    13. Roberto Tamborini, 2006. "Back to Wicksell? In search of the foundations of practical monetary policy," Department of Economics Working Papers 0602, Department of Economics, University of Trento, Italia.
    14. George T. McCandless & Warren E. Weber, 1995. "Some monetary facts," Quarterly Review, Federal Reserve Bank of Minneapolis, issue Sum, pages 2-11.
    Full references (including those not matched with items on IDEAS)


    Citations are extracted by the CitEc Project, subscribe to its RSS feed for this item.

    Cited by:

    1. O'Hara, Phillip Anthony, 2009. "Political economy of climate change, ecological destruction and uneven development," Ecological Economics, Elsevier, vol. 69(2), pages 223-234, December.

    More about this item


    schools of heterodox political economy; specialization; association; concepts; contradiction; heterogeneous agents; uneven development;

    JEL classification:

    • B5 - Schools of Economic Thought and Methodology - - Current Heterodox Approaches
    • J1 - Labor and Demographic Economics - - Demographic Economics
    • O1 - Economic Development, Innovation, Technological Change, and Growth - - Economic Development
    • P16 - Economic Systems - - Capitalist Systems - - - Political Economy of Capitalism
    • Z13 - Other Special Topics - - Cultural Economics - - - Economic Sociology; Economic Anthropology; Language; Social and Economic Stratification


    Access and download statistics


    All material on this site has been provided by the respective publishers and authors. You can help correct errors and omissions. When requesting a correction, please mention this item's handle: RePEc:elg:ejeepi:v:4:y:2007:i:1:p:99-120. See general information about how to correct material in RePEc.

    For technical questions regarding this item, or to correct its authors, title, abstract, bibliographic or download information, contact: (Katie Smith). General contact details of provider: .

    If you have authored this item and are not yet registered with RePEc, we encourage you to do it here. This allows to link your profile to this item. It also allows you to accept potential citations to this item that we are uncertain about.

    We have no references for this item. You can help adding them by using this form .
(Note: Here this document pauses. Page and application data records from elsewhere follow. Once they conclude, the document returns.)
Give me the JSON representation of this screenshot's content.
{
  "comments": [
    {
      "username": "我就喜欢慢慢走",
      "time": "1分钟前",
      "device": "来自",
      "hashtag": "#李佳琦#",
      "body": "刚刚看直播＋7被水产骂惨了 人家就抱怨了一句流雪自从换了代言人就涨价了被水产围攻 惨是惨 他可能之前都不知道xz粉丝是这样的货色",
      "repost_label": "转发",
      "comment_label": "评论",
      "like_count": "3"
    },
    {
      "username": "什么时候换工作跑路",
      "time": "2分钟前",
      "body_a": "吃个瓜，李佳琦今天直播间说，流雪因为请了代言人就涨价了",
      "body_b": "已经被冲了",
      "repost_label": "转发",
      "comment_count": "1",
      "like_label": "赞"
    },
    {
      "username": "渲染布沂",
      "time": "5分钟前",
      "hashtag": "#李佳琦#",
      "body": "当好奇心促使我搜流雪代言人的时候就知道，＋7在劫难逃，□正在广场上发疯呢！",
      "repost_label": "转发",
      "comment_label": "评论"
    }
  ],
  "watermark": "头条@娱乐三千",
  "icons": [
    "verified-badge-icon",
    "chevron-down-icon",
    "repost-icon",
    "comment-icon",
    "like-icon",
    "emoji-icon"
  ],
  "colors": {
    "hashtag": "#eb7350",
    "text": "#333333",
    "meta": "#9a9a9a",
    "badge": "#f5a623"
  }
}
    If you know of missing items citing this one, you can help us creating those links by adding the relevant references in the same way as above, for each refering item. If you are a registered author of this item, you may also want to check the "citations" tab in your RePEc Author Service profile, as there may be some citations waiting for confirmation.

    Please note that corrections may take a couple of weeks to filter through the various RePEc services.

    IDEAS is a RePEc service hosted by the Research Division of the Federal Reserve Bank of St. Louis . RePEc uses bibliographic data supplied by the respective publishers.